Sana Biotechnology plans to tackle an additional proof-of-concept trial this year utilizing HIP-modified primary pancreatic islet cells for type 1 diabetes, a disease where the patient’s immune system destroys their own. Previous studies effectively transplanted islet cells but relied on substantial immunosuppression to prevent rejection.
“Others have successfully transplanted islet cells with substantial immunosuppression, resulting in normal blood glucose with no insulin treatment for many years,” Harr said. “However, most patients cannot tolerate immunosuppression for a prolonged duration, and manufacturing is difficult to scale, impacting the ability for it to have a meaningful impact as a solution for diabetes.”
The upcoming trial intends to show that HIP islet cells can be transplanted into patients without immunosuppression. The goal of the HIP modifications is to overcome both allogeneic and autoimmune destruction of cells, allowing for transplantation and survival of cells with no immunosuppression. Sana’s goal is to create a product that allows patients to sustainably achieve normal blood glucose with no insulin therapy and no immunosuppression.
Transplanting cells without immunosuppression has the potential to provide huge benefits for patients, Williams said. He added that immunosuppression can increase the risk of infection and cancer and may negatively affect the transplanted cells.
If successful, the trial will be a stepping stone for Sana’s SC451 HIP program in type 1 diabetes. Preclinical data indicate that the HIP-modified stem cell–derived pancreatic islet cells evade rejection and normalize glucose levels in humanized mice. Sana has also shown that HIP-modified islet cells are able to survive and normalize blood glucose in diabetic non-human primates.

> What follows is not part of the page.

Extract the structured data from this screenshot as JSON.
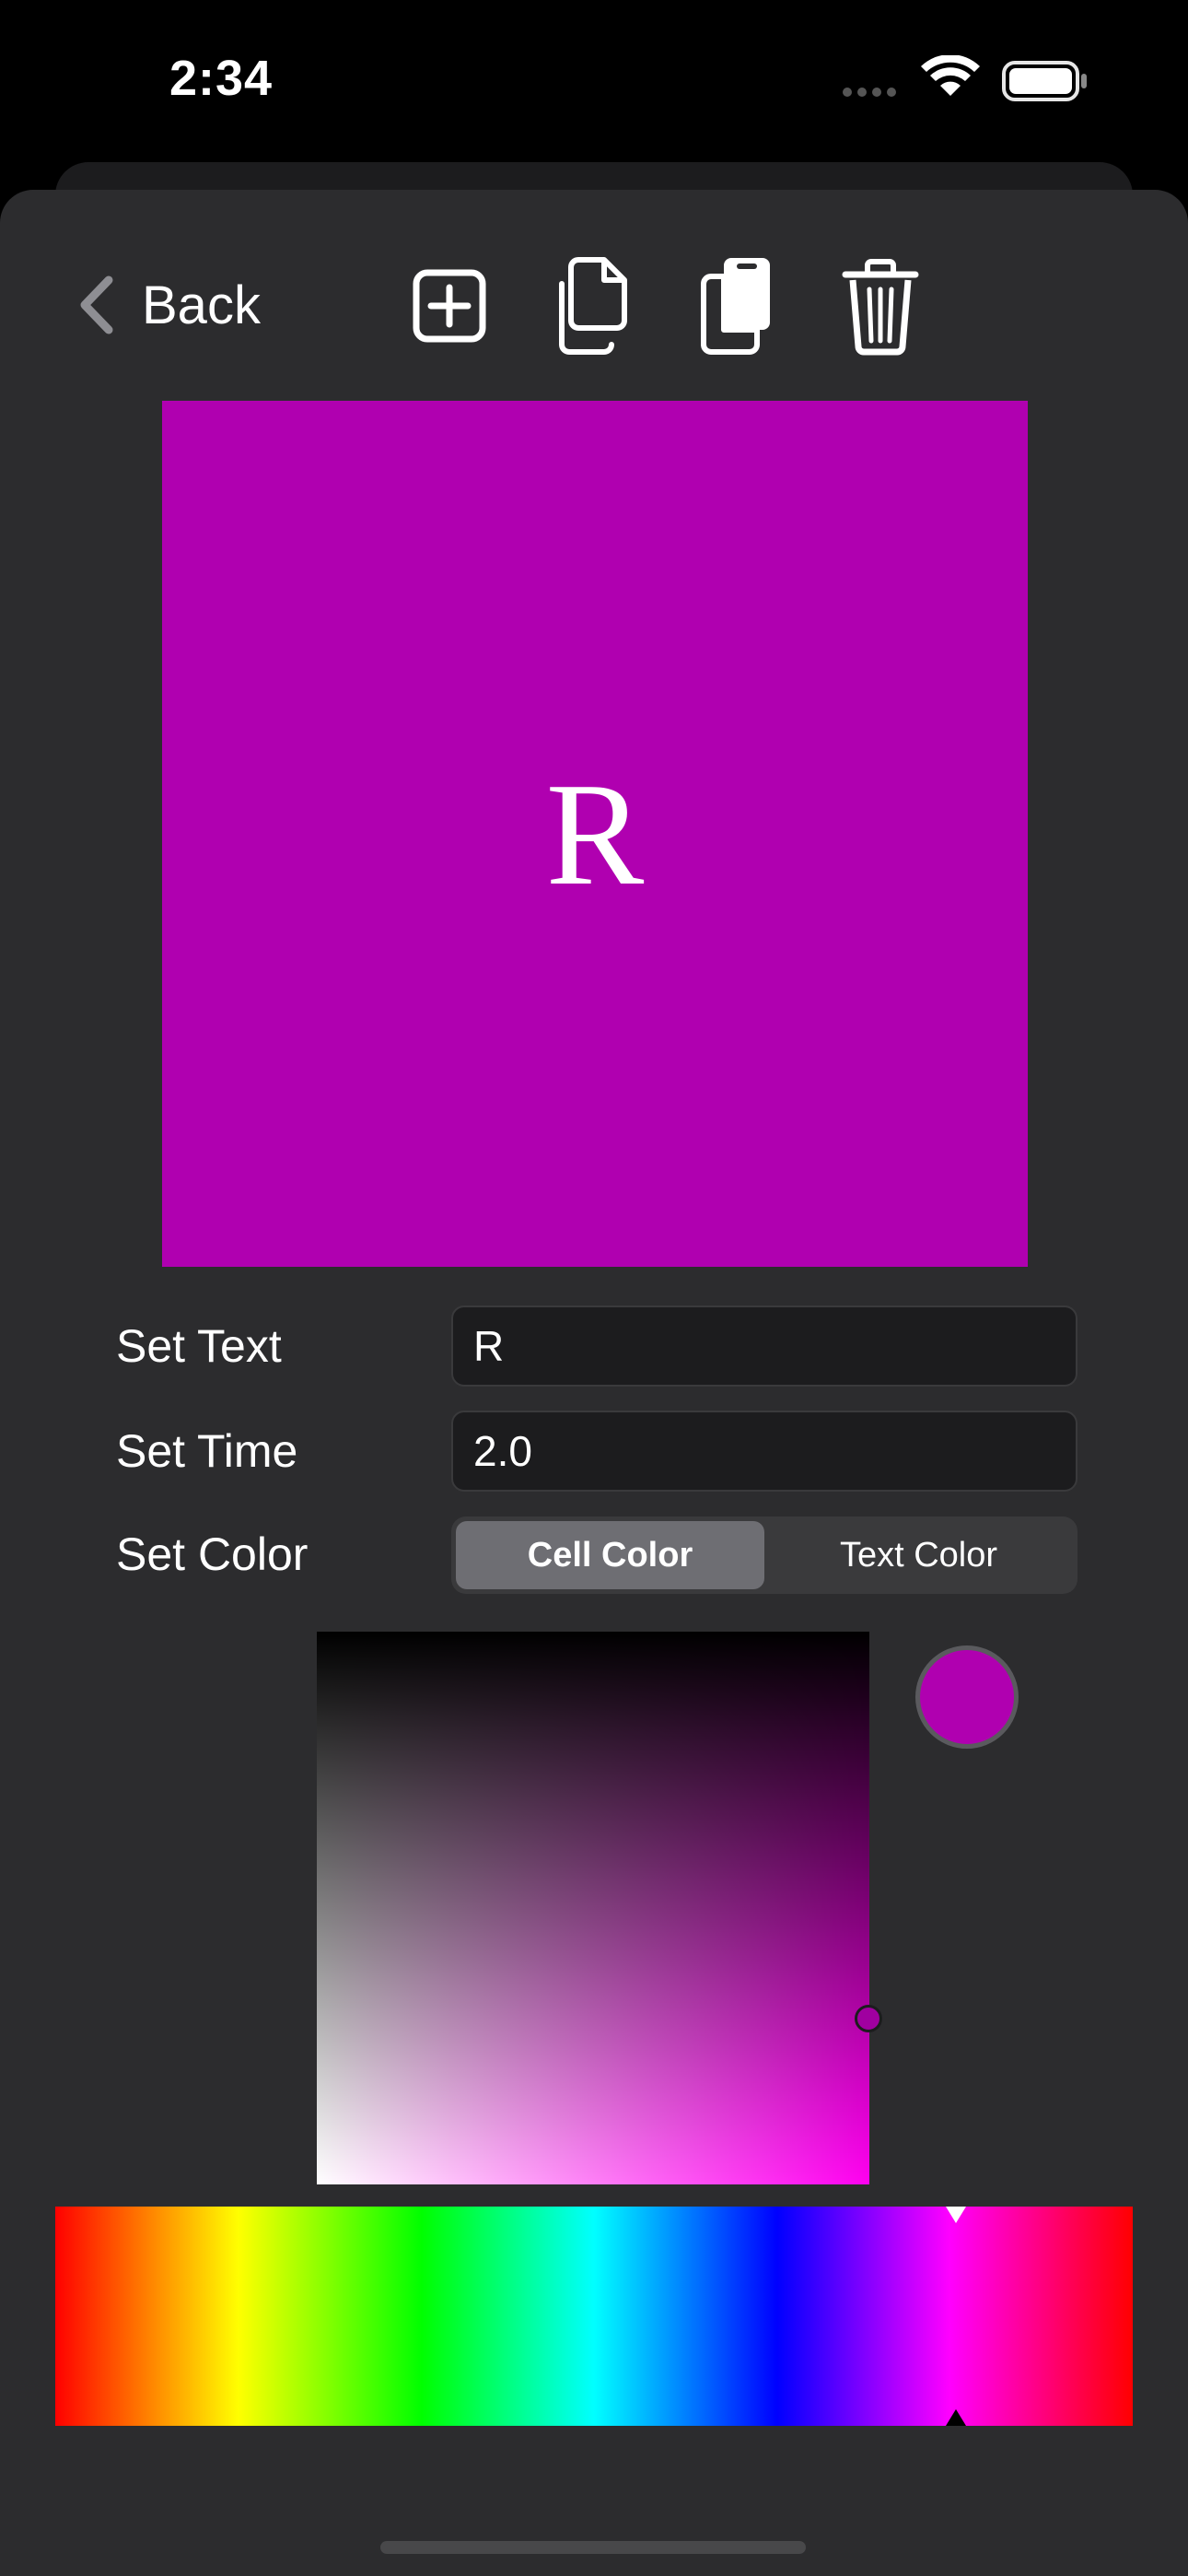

“We think that positive data from our upcoming study of HIP-modified primary islets cells will move a cure for type 1 diabetes from something that is possible to something that is inevitable,” Harr said. “Our long-term product that we hope to be able to manufacture at scale for this large unmet need is the SC451 program. Our hope is that we will file an IND on this program sometime next year.”
Data on the Horizon: Key Program Areas Set to Deliver Results
These two proof-of-concept trials were among the main topics of conversation at Sana Biotechnology’s R&D Day. The much-anticipated trial results represent a critical period for the company in the coming next several quarters that may have an impact for many years.
“The near-term [is] clearly in focus. We are going to start to see data in a couple of very important program areas over the course of this year and into next year,” Williams said.
For the R&D team at Sana Biotechnology, these trials combine years of hard work to establish the company’s HIP platform. Successfully evading immune rejection with this platform could radically reshape the landscape of cell and gene therapy.
“Overcoming immune rejection of allogeneic cells has the potential to be one of the most transformative discoveries we have seen in years,” said Harr. “I think if we get it right, it changes the way everybody thinks about what is possible with cell-based therapies going forward.”
As the discovery teams eagerly await trial results, the leadership at Sana remains steadfast in their excitement for the future.
“We have a high degree of confidence based on an enormous body of data preclinically that the hypoimmune platform is going to be a revolutionary approach to allogeneic transplantation,” Williams said. “The proof will be in the data, though, as human biology has a tendency to teach us important lessons.”
Caleigh Findley is a freelance science writer based in Colorado. She can be reached on LinkedIn.